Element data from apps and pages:

————

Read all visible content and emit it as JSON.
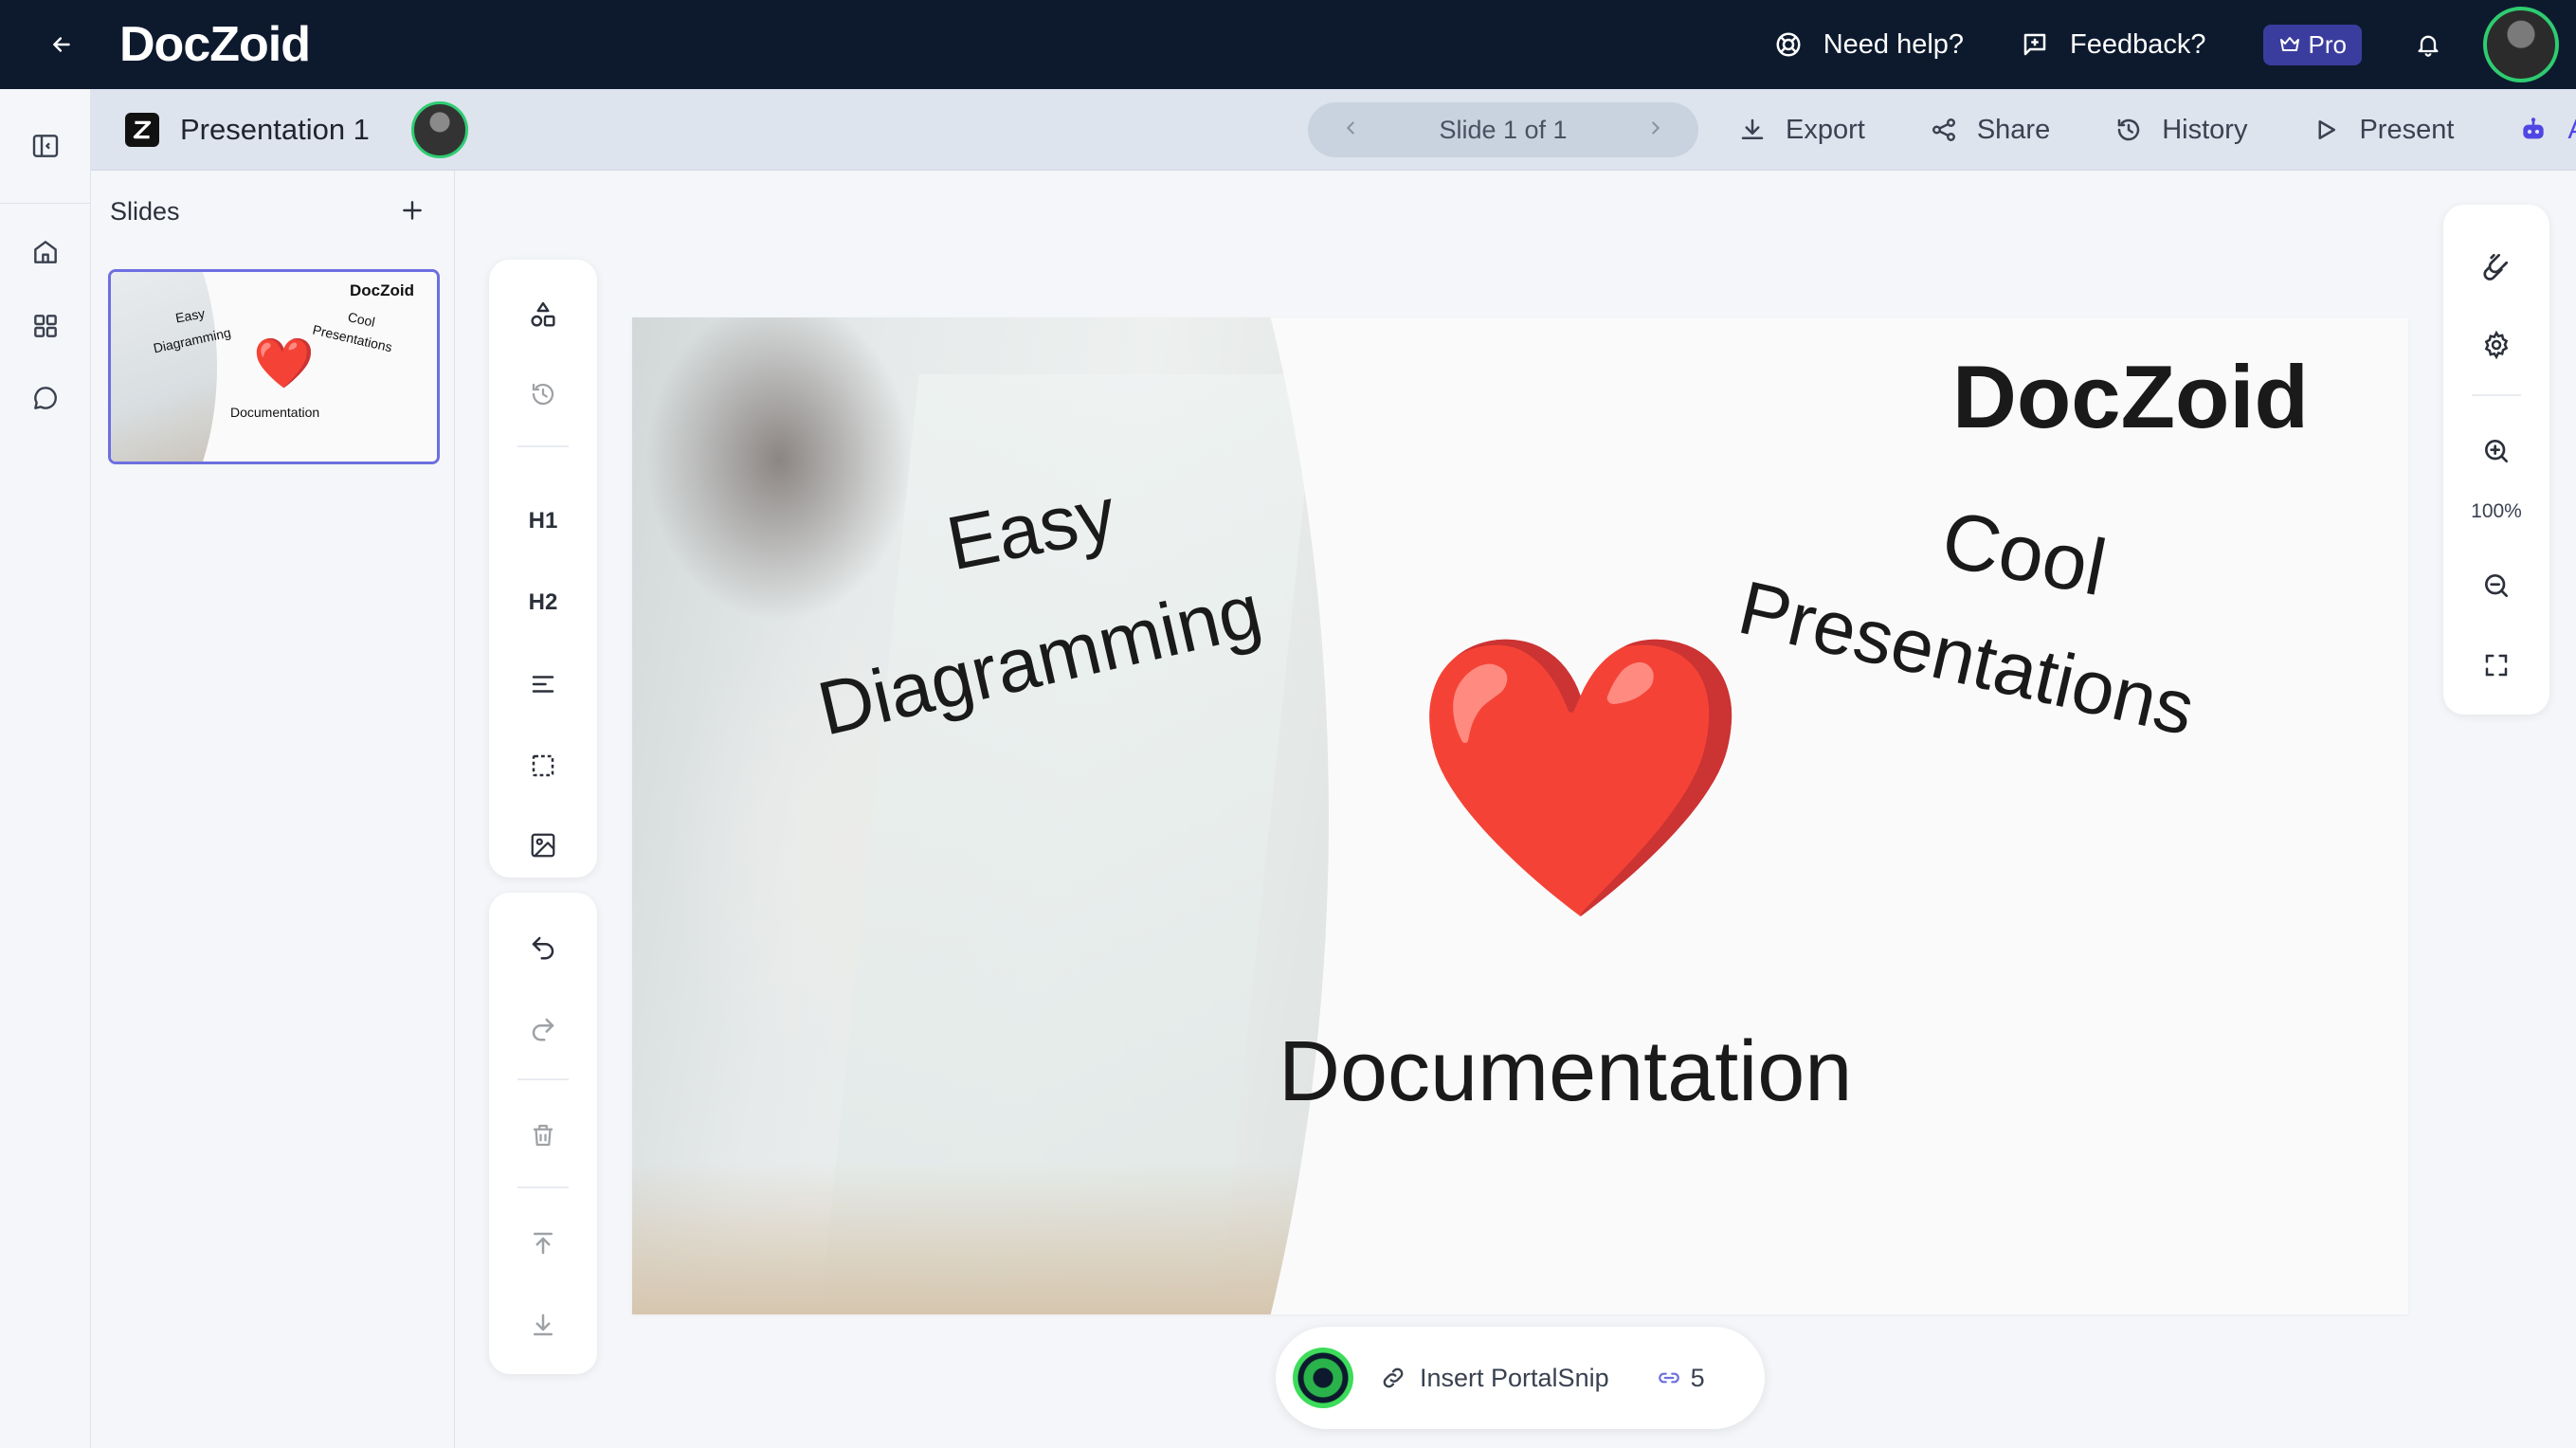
{
  "app": {
    "brand": "DocZoid"
  },
  "topbar": {
    "need_help": "Need help?",
    "feedback": "Feedback?",
    "pro": "Pro"
  },
  "subbar": {
    "document_title": "Presentation 1",
    "slide_indicator": "Slide 1 of 1",
    "export": "Export",
    "share": "Share",
    "history": "History",
    "present": "Present",
    "ai": "AI"
  },
  "slides_panel": {
    "header": "Slides",
    "thumbnail": {
      "title": "DocZoid",
      "easy": "Easy",
      "diagramming": "Diagramming",
      "cool": "Cool",
      "presentations": "Presentations",
      "documentation": "Documentation"
    }
  },
  "tools": {
    "h1": "H1",
    "h2": "H2"
  },
  "slide": {
    "title": "DocZoid",
    "easy": "Easy",
    "diagramming": "Diagramming",
    "cool": "Cool",
    "presentations": "Presentations",
    "heart": "❤️",
    "documentation": "Documentation"
  },
  "right_tools": {
    "zoom": "100%"
  },
  "bottom_bar": {
    "insert_label": "Insert PortalSnip",
    "link_count": "5"
  },
  "colors": {
    "navbar": "#0d1a2e",
    "accent": "#4f46e5",
    "pro_badge": "#3b3d9e",
    "avatar_ring": "#2ecc71"
  }
}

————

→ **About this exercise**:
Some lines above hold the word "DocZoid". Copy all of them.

→ **Your solution**:
    "brand": "DocZoid"
      "title": "DocZoid",
    "title": "DocZoid",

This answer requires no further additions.